These pieces are compositions by Chris Burn, except for From Ten, Two and Three, his arrangements of six guitar solos by the late Derek Bailey. Bailey was a doyen and godfather of British free improv and author of Improvisation: Its Nature And Practice In Music, one of the best books on the subject. Bailey’s performances appeared on his 1991 album Solo Guitar Volume 2 (Incus CD 11).
Burn is an accomplished pianist as well as a composer, band-leader, occasional trumpeter and worker with electronics and has I, believe, performed all these pieces but not recorded them. He originally created the arrangements of Bailey’s solos for Cranc, a trio of harp, violin and cello. The experience of hearing those versions performed led Burn to consider how to preserve some of the sound qualities of Cranc’s instrumentation.

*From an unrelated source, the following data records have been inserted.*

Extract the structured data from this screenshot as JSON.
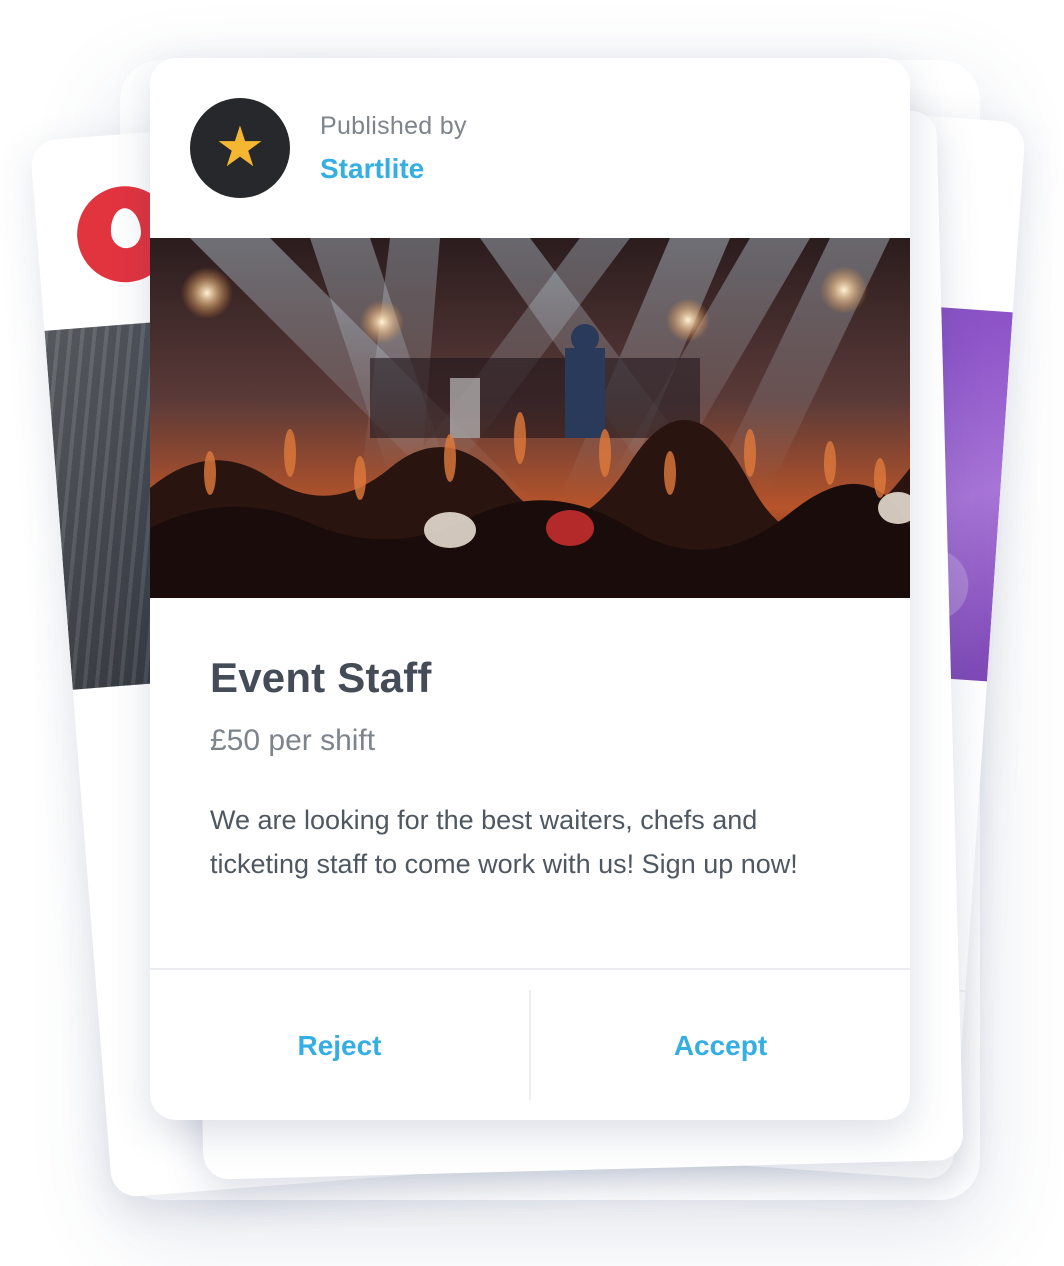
{
  "publisher": {
    "label": "Published by",
    "name": "Startlite",
    "avatar_icon": "star-icon",
    "avatar_color": "#26282b",
    "star_color": "#f5b731"
  },
  "job": {
    "title": "Event Staff",
    "pay": "£50 per shift",
    "description": "We are looking for the best waiters, chefs and ticketing staff  to come work with us! Sign up now!"
  },
  "actions": {
    "reject_label": "Reject",
    "accept_label": "Accept"
  },
  "colors": {
    "accent": "#34aee3",
    "title_text": "#434c57",
    "muted_text": "#7d848c"
  }
}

The transposition of Bailey’s unique guitar style to piano could be as controversial as performing Bach on a modern grand, but these arrangements work well, adding richer and more mellifluous sonorities. There were even moments when I was reminded of the work of Erik Satie.
Burn’s influences include Henry Cowell and Cecil Taylor, and echoes of both are discernible in some of his original compositions. (There were even a couple of moments during Only The Snow when I thought I detected a Monk chord sequence, but I probably imagined it.)

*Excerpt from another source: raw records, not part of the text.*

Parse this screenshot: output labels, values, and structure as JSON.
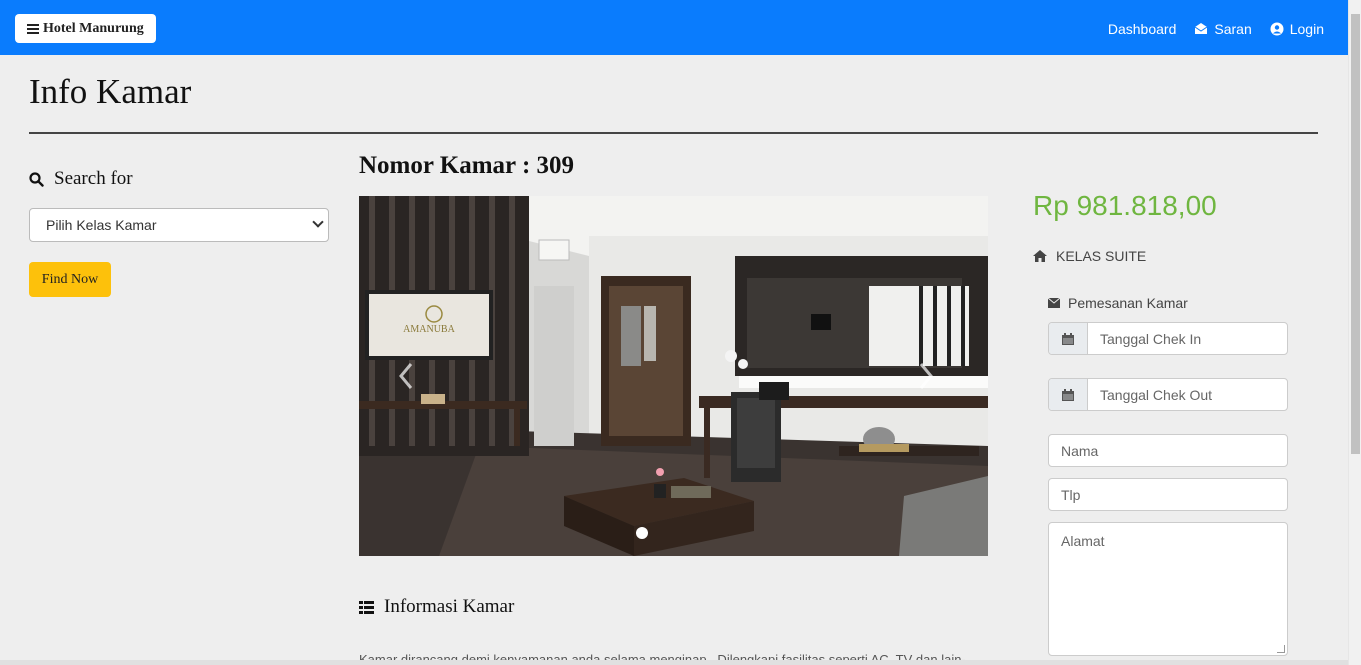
{
  "navbar": {
    "brand": "Hotel Manurung",
    "links": [
      {
        "label": "Dashboard",
        "icon": "none"
      },
      {
        "label": "Saran",
        "icon": "envelope-open-icon"
      },
      {
        "label": "Login",
        "icon": "user-circle-icon"
      }
    ]
  },
  "page": {
    "title": "Info Kamar"
  },
  "search": {
    "label": "Search for",
    "select_value": "Pilih Kelas Kamar",
    "button": "Find Now"
  },
  "room": {
    "title": "Nomor Kamar : 309",
    "price": "Rp 981.818,00",
    "class": "KELAS SUITE",
    "info_heading": "Informasi Kamar",
    "description": "Kamar dirancang demi kenyamanan anda selama menginap.. Dilengkapi fasilitas seperti AC, TV dan lain-",
    "photo_logo_text": "AMANUBA"
  },
  "booking": {
    "title": "Pemesanan Kamar",
    "checkin_placeholder": "Tanggal Chek In",
    "checkout_placeholder": "Tanggal Chek Out",
    "name_placeholder": "Nama",
    "phone_placeholder": "Tlp",
    "address_placeholder": "Alamat"
  },
  "colors": {
    "navbar": "#0a7cfd",
    "price": "#6fb640",
    "find_button": "#fdc10b",
    "background": "#eeeeee"
  }
}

Some of the pieces test the resilience of the piano to extremes, not to mention Thomas’s stamina. Both pass with honours, though reinforcements in the person of Ledger are called in for the final track.
From passages of pounded chords that make the strings and frame shiver to moments of almost pastoral calm via sparkling cascades of glissandi, Thomas demonstrates a formidable technique in realising these works, but his playing is never just about virtuosity: there is feeling, grace and elegance too, particularly in some of the Bailey transcriptions … rather surprisingly, and I say that with no disrespect to Bailey. A highly impressive recital of riveting compositions.

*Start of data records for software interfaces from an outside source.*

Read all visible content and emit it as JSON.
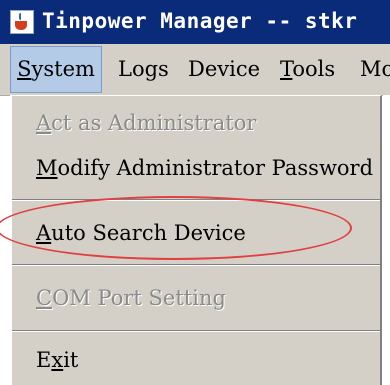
{
  "window": {
    "title": "Tinpower Manager -- stkr",
    "icon": "java-cup-icon"
  },
  "menubar": {
    "items": [
      {
        "label": "System",
        "mnemonic": "S",
        "rest": "ystem",
        "active": true
      },
      {
        "label": "Logs"
      },
      {
        "label": "Device"
      },
      {
        "label": "Tools",
        "mnemonic": "T",
        "rest": "ools"
      },
      {
        "label": "Mo"
      }
    ]
  },
  "system_menu": {
    "items": [
      {
        "label": "Act as Administrator",
        "pre": "",
        "mnemonic": "A",
        "post": "ct as Administrator",
        "enabled": false
      },
      {
        "label": "Modify Administrator Password",
        "pre": "",
        "mnemonic": "M",
        "post": "odify Administrator Password",
        "enabled": true
      },
      {
        "label": "Auto Search Device",
        "pre": "",
        "mnemonic": "A",
        "post": "uto Search Device",
        "enabled": true,
        "highlighted": true
      },
      {
        "label": "COM Port Setting",
        "pre": "",
        "mnemonic": "C",
        "post": "OM Port Setting",
        "enabled": false
      },
      {
        "label": "Exit",
        "pre": "E",
        "mnemonic": "x",
        "post": "it",
        "enabled": true
      }
    ]
  },
  "colors": {
    "titlebar": "#0a2a7a",
    "menu_bg": "#d4d0c8",
    "highlight_ring": "#e04040"
  }
}
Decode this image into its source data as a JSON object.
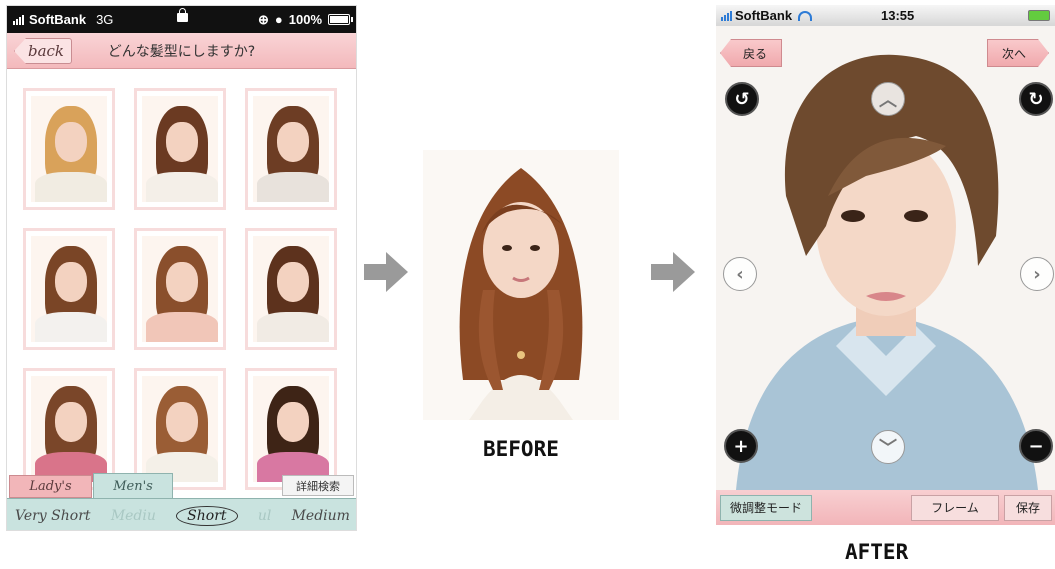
{
  "left_phone": {
    "status": {
      "carrier": "SoftBank",
      "network": "3G",
      "battery": "100%"
    },
    "nav": {
      "back_label": "back",
      "title": "どんな髪型にしますか?"
    },
    "thumbnails": [
      {
        "hair": "#d9a25a",
        "top": "#f1ece2"
      },
      {
        "hair": "#6b3a22",
        "top": "#f4efe8"
      },
      {
        "hair": "#6d3d24",
        "top": "#e8e2dc"
      },
      {
        "hair": "#7a4526",
        "top": "#f3f1ee"
      },
      {
        "hair": "#8a4f2c",
        "top": "#f1c6b8"
      },
      {
        "hair": "#5d321d",
        "top": "#f1ebe4"
      },
      {
        "hair": "#7a4629",
        "top": "#d9748a"
      },
      {
        "hair": "#9a5d35",
        "top": "#f4f0e8"
      },
      {
        "hair": "#3e2416",
        "top": "#d878a2"
      }
    ],
    "tabs": {
      "lady": "Lady's",
      "men": "Men's",
      "search": "詳細検索"
    },
    "lengths": {
      "very_short": "Very Short",
      "short": "Short",
      "medium": "Medium",
      "ghost_left": "Mediu",
      "ghost_right": "ul"
    }
  },
  "before_label": "BEFORE",
  "after_label": "AFTER",
  "right_phone": {
    "status": {
      "carrier": "SoftBank",
      "time": "13:55"
    },
    "back_label": "戻る",
    "next_label": "次へ",
    "controls": {
      "rotate_left_icon": "↺",
      "rotate_right_icon": "↻",
      "up_icon": "︿",
      "down_icon": "﹀",
      "left_icon": "‹",
      "right_icon": "›",
      "zoom_in_icon": "+",
      "zoom_out_icon": "−"
    },
    "bottom": {
      "fine_tune": "微調整モード",
      "frame": "フレーム",
      "save": "保存"
    }
  },
  "colors": {
    "pink": "#f3b9bc",
    "mint": "#c9e3df",
    "arrow": "#9a9a9a"
  }
}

Barry Withderden – Jazz Journal
In another circumstance we would be here talking about a record of improvisations for piano. But in the case of As If As, what appears to be improvised – at least most of it – is scored. More precisely by Chris Burn, a clever pianist specializing in interpretations of Henry Cowell and John Cage’s works among others, and a multi-instrumentalist composer, arranger and conductor whose activities in the English free music collectivity are well documented. Philip Thomas, himself an outstanding pianist, is the right man to concretely project Burn’s perspective (including a transcription of, get this, extracts from Derek Bailey’s Solo Guitar Vol.2). The grammar of this album may be rather difficult to understand for the newcomer given the large doses of harmonic atypicality and rhythmic fragmentation, yet it is chock full of delights for those who can distinguish between a rational balancing of said and unsaid and random rants replete with purposeless gesticulation. Thomas – aided by Kate Ledger in the final track “The Sky A Silver Dissonance” – lets the music breathe beautifully, translating with rare incisiveness the spaces, velocities, beams and clusters provided by Burn’s writing. In the introductory notes, he emphasizes “the subtleties of the harmonics which are revealed after attacks, but also (…) the silences, the anticipations”. He obviously can’t state that it is thanks to his prowess that these characteristics shine as we, the lucky ones, listen. Such kind of fairness in a virtuoso’s attitude will find favorable ground in this writer’s soul forever. Hopefully, the same will happen to the readers persuaded by the words.
Massimo Ricci – touching extremes